Once the data has been read, print it back in full, exactly.

** Opening Provided information block **

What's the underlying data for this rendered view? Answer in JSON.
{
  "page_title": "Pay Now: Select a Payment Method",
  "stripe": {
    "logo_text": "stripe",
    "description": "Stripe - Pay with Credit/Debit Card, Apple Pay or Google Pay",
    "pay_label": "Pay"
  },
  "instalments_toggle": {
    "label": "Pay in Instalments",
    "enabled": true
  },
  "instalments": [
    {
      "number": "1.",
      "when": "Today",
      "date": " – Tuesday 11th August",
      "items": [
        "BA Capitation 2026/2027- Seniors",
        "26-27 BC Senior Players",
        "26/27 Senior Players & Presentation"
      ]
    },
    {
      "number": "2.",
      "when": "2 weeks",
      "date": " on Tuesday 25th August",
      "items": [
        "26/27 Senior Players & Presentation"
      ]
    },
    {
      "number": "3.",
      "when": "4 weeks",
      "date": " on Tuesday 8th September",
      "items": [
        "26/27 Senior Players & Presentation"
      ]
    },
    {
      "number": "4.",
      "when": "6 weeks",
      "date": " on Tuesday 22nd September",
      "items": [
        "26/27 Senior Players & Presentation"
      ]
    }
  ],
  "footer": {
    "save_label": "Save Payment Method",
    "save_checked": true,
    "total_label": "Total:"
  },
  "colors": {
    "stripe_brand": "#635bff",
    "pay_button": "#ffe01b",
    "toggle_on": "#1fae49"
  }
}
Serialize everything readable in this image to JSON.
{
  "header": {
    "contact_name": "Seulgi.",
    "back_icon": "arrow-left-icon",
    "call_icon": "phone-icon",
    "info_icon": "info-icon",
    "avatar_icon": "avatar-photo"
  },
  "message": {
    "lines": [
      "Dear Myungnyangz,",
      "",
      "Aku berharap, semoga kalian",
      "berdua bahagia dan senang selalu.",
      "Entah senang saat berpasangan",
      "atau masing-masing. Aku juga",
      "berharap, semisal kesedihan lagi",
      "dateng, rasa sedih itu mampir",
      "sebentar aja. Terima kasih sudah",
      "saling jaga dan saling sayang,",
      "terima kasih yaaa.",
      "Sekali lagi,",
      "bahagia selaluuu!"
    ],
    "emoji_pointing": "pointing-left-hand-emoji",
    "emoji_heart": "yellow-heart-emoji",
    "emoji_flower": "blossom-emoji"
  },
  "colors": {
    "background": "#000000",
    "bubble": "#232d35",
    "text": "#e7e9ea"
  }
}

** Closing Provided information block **

• _Answer space_
What's the underlying data for this rendered view? Answer in JSON.
{
  "page_title": "Pay Now: Select a Payment Method",
  "stripe": {
    "logo_text": "stripe",
    "description": "Stripe - Pay with Credit/Debit Card, Apple Pay or Google Pay",
    "pay_label": "Pay"
  },
  "instalments_toggle": {
    "label": "Pay in Instalments",
    "enabled": true
  },
  "instalments": [
    {
      "number": "1.",
      "when": "Today",
      "date": " – Tuesday 11th August",
      "items": [
        "BA Capitation 2026/2027- Seniors",
        "26-27 BC Senior Players",
        "26/27 Senior Players & Presentation"
      ]
    },
    {
      "number": "2.",
      "when": "2 weeks",
      "date": " on Tuesday 25th August",
      "items": [
        "26/27 Senior Players & Presentation"
      ]
    },
    {
      "number": "3.",
      "when": "4 weeks",
      "date": " on Tuesday 8th September",
      "items": [
        "26/27 Senior Players & Presentation"
      ]
    },
    {
      "number": "4.",
      "when": "6 weeks",
      "date": " on Tuesday 22nd September",
      "items": [
        "26/27 Senior Players & Presentation"
      ]
    }
  ],
  "footer": {
    "save_label": "Save Payment Method",
    "save_checked": true,
    "total_label": "Total:"
  },
  "colors": {
    "stripe_brand": "#635bff",
    "pay_button": "#ffe01b",
    "toggle_on": "#1fae49"
  }
}
Serialize everything readable in this image to JSON.
{
  "header": {
    "contact_name": "Seulgi.",
    "back_icon": "arrow-left-icon",
    "call_icon": "phone-icon",
    "info_icon": "info-icon",
    "avatar_icon": "avatar-photo"
  },
  "message": {
    "lines": [
      "Dear Myungnyangz,",
      "",
      "Aku berharap, semoga kalian",
      "berdua bahagia dan senang selalu.",
      "Entah senang saat berpasangan",
      "atau masing-masing. Aku juga",
      "berharap, semisal kesedihan lagi",
      "dateng, rasa sedih itu mampir",
      "sebentar aja. Terima kasih sudah",
      "saling jaga dan saling sayang,",
      "terima kasih yaaa.",
      "Sekali lagi,",
      "bahagia selaluuu!"
    ],
    "emoji_pointing": "pointing-left-hand-emoji",
    "emoji_heart": "yellow-heart-emoji",
    "emoji_flower": "blossom-emoji"
  },
  "colors": {
    "background": "#000000",
    "bubble": "#232d35",
    "text": "#e7e9ea"
  }
}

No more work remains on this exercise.